[Opening GIVEN DATA section]

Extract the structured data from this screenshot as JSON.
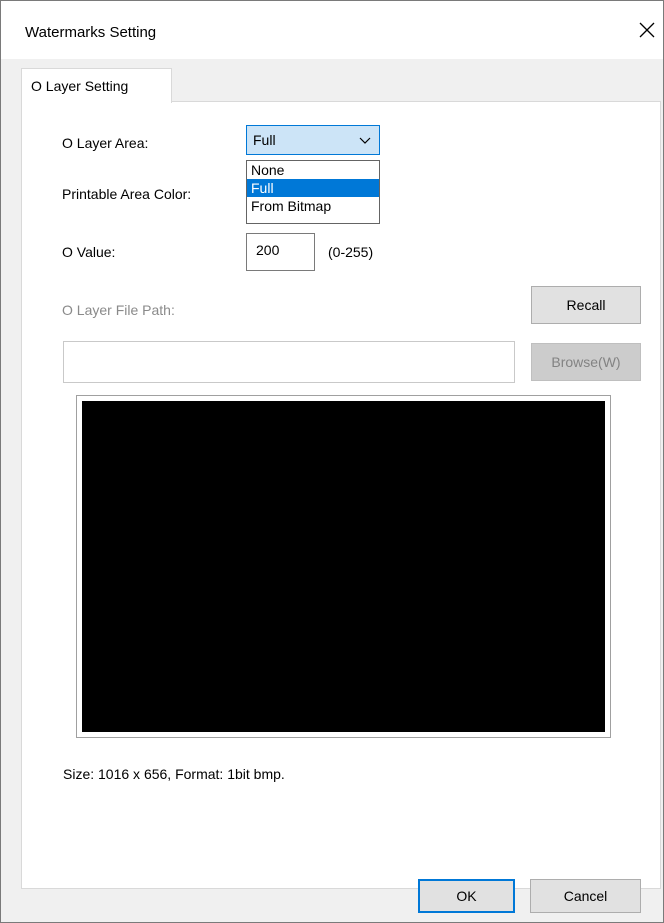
{
  "window": {
    "title": "Watermarks Setting"
  },
  "tabs": [
    {
      "label": "O Layer Setting"
    }
  ],
  "form": {
    "o_layer_area_label": "O Layer Area:",
    "o_layer_area_selected": "Full",
    "o_layer_area_options": [
      "None",
      "Full",
      "From Bitmap"
    ],
    "printable_area_color_label": "Printable Area Color:",
    "o_value_label": "O Value:",
    "o_value": "200",
    "o_value_range": "(0-255)",
    "file_path_label": "O Layer File Path:",
    "file_path_value": "",
    "recall_label": "Recall",
    "browse_label": "Browse(W)",
    "size_info": "Size: 1016 x 656, Format: 1bit bmp."
  },
  "footer": {
    "ok_label": "OK",
    "cancel_label": "Cancel"
  },
  "icons": {
    "close": "close-icon",
    "dropdown": "chevron-down-icon"
  },
  "colors": {
    "accent": "#0078d7",
    "selection": "#0078d7",
    "preview_fill": "#000000"
  }
}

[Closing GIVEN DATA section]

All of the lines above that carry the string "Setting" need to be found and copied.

-- EXERCISE RESULT --
    "title": "Watermarks Setting"
      "label": "O Layer Setting"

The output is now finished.